• [PROBLEM STATEMENT] Among the entries below, find each line with "JSON" and show it.

• [SUPPLIED DATA]
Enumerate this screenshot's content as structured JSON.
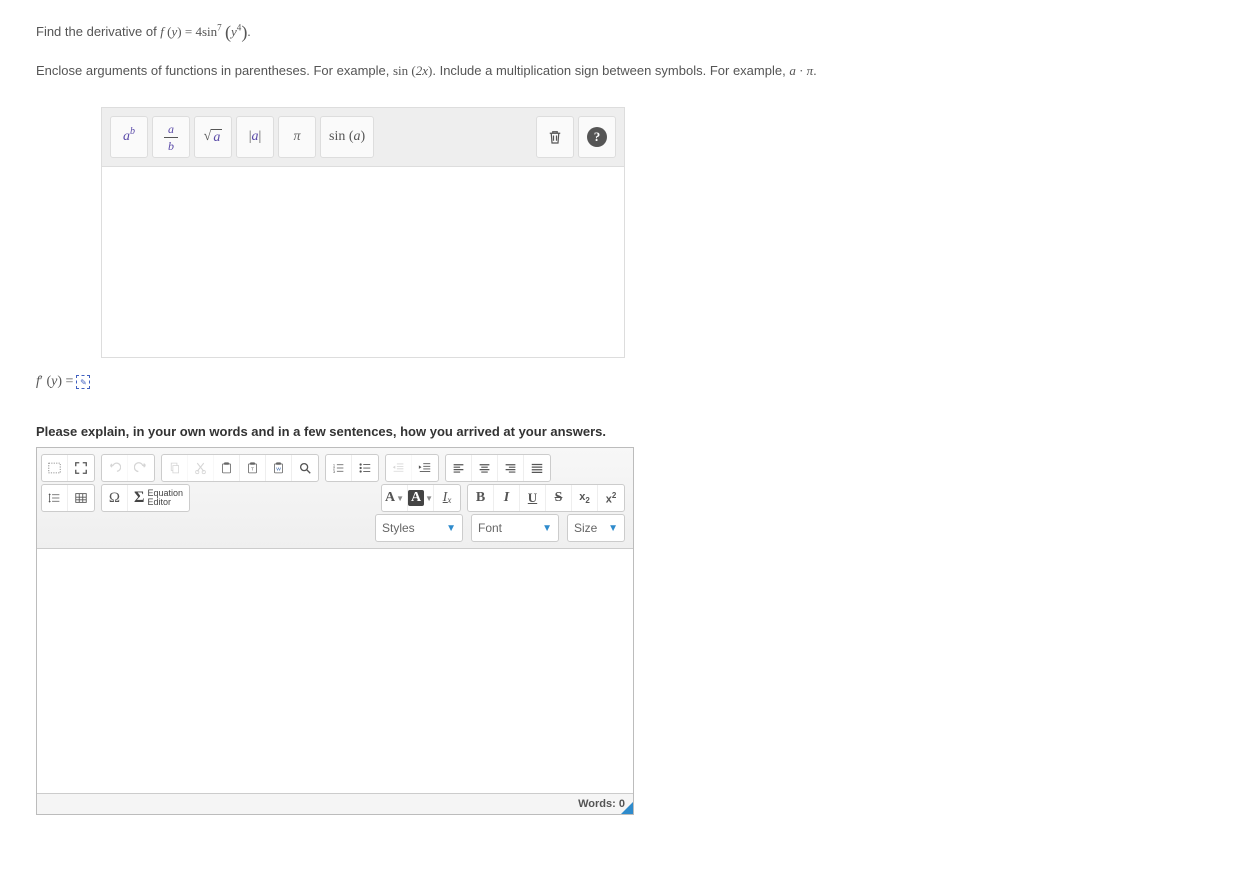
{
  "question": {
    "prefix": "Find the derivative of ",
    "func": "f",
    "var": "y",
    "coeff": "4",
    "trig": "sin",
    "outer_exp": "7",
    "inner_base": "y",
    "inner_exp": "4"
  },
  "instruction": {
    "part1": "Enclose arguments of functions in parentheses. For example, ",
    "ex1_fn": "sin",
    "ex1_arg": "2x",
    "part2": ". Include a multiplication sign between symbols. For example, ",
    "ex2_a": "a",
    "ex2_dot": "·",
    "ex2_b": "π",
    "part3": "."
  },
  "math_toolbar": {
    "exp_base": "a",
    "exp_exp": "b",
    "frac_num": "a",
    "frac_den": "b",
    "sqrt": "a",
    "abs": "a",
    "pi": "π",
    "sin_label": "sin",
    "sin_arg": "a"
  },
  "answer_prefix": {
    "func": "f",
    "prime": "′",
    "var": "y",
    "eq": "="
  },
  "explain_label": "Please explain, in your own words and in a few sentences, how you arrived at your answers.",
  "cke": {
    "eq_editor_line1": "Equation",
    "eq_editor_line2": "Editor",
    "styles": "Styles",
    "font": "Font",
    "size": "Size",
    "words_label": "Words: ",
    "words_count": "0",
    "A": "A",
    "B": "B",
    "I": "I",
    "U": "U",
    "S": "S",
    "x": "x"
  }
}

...

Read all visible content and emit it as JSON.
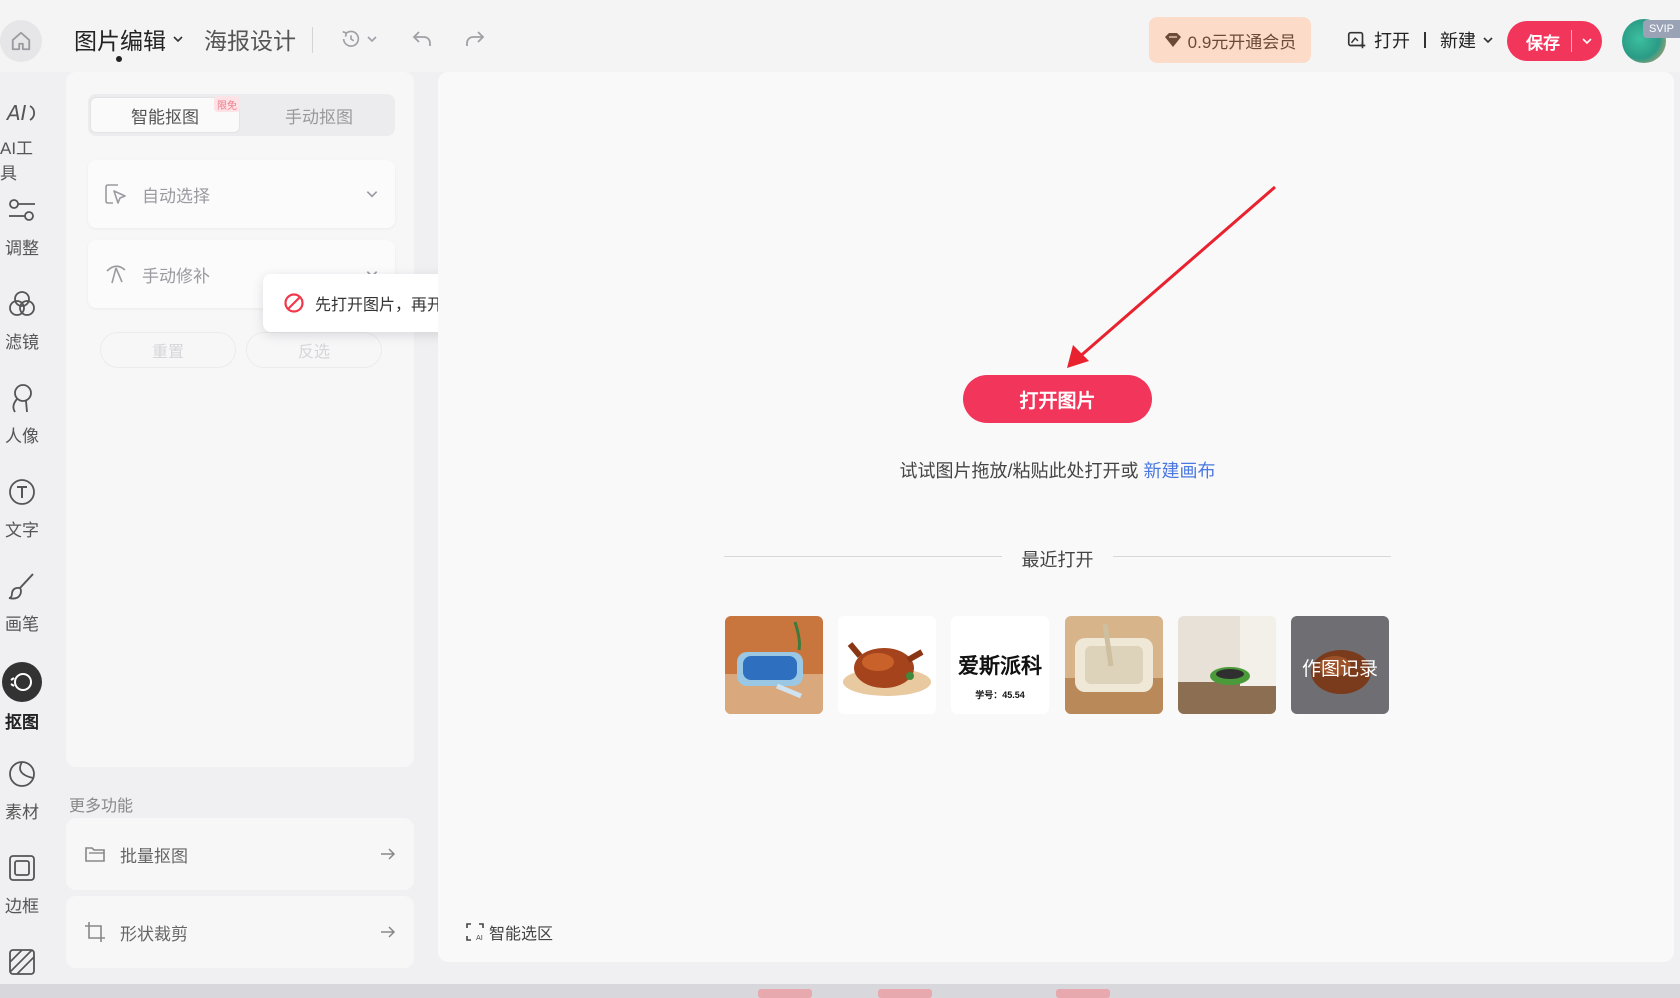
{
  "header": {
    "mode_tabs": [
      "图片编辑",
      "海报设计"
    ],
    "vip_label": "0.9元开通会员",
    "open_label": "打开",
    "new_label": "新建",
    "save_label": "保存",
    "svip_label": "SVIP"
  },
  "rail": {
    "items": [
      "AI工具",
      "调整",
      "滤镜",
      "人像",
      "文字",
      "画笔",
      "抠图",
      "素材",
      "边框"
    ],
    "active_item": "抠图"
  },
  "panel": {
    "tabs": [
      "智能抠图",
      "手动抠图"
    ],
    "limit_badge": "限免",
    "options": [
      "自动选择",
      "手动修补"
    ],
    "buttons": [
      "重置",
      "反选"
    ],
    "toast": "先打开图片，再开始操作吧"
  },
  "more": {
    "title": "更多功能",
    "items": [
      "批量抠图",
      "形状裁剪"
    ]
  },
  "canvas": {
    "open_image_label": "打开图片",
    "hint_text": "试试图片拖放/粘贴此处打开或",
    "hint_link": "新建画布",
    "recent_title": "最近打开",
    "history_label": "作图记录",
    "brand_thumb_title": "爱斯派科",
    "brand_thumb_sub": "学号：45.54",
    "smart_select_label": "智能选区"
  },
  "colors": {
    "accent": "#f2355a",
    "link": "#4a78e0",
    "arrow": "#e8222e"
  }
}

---

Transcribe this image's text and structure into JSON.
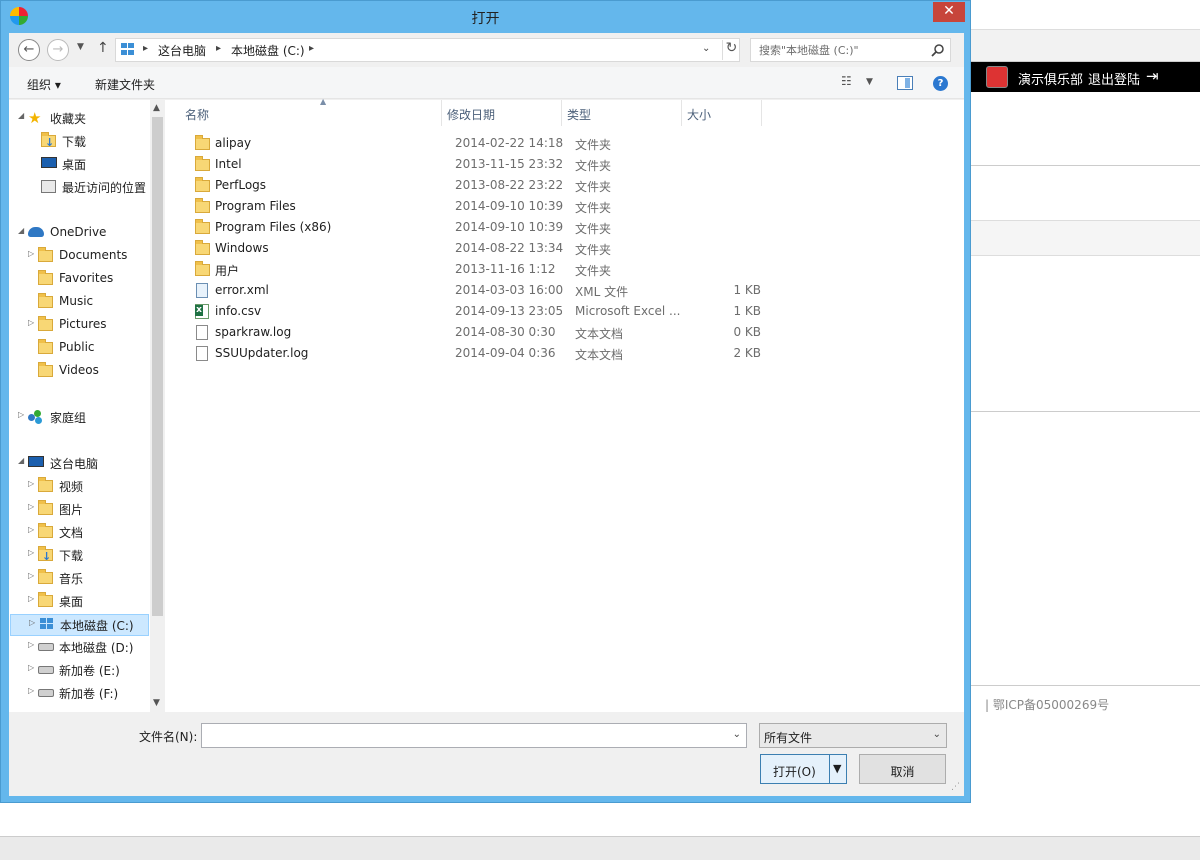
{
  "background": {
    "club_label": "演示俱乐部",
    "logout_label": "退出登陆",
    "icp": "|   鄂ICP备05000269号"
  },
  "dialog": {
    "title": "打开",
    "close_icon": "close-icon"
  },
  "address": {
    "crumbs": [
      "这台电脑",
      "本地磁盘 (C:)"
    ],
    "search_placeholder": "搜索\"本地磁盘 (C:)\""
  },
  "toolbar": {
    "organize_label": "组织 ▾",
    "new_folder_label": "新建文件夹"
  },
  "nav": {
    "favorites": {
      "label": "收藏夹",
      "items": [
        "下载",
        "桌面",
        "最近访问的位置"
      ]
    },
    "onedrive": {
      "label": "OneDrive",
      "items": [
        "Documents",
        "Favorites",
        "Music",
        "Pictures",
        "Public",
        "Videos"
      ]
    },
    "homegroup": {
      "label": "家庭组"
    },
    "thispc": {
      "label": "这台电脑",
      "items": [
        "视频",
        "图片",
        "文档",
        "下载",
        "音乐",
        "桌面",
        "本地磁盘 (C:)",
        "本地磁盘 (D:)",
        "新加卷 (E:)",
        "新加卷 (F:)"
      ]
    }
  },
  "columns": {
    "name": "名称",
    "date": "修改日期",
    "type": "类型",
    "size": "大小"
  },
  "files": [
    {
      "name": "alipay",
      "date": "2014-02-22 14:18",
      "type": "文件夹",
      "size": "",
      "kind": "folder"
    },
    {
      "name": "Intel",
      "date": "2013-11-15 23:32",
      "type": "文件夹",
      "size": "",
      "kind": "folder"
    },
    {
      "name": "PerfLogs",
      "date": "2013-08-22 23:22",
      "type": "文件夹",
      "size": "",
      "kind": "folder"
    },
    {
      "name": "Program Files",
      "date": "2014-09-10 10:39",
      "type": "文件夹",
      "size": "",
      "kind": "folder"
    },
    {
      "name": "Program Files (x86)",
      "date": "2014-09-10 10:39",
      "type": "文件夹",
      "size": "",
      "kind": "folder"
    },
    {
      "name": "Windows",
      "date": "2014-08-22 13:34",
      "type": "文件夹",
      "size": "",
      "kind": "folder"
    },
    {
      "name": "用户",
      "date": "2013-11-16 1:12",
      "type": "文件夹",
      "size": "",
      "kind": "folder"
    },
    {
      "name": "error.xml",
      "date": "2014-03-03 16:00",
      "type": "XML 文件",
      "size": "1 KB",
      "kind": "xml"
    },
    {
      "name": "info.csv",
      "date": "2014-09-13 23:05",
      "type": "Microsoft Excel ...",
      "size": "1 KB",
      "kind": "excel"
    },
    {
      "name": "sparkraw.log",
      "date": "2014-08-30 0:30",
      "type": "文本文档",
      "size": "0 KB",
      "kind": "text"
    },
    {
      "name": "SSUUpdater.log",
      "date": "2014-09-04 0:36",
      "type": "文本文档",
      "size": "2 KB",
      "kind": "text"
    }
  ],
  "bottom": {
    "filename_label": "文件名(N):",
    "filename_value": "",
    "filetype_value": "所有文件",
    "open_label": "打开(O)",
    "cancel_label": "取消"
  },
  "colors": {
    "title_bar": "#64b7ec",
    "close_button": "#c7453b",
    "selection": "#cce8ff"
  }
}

• [SOLUTION TO THIS TASK]
Enumerate this screenshot's content as structured JSON.
Read all visible content and emit it as JSON.
Transcribe this image's text and structure into JSON.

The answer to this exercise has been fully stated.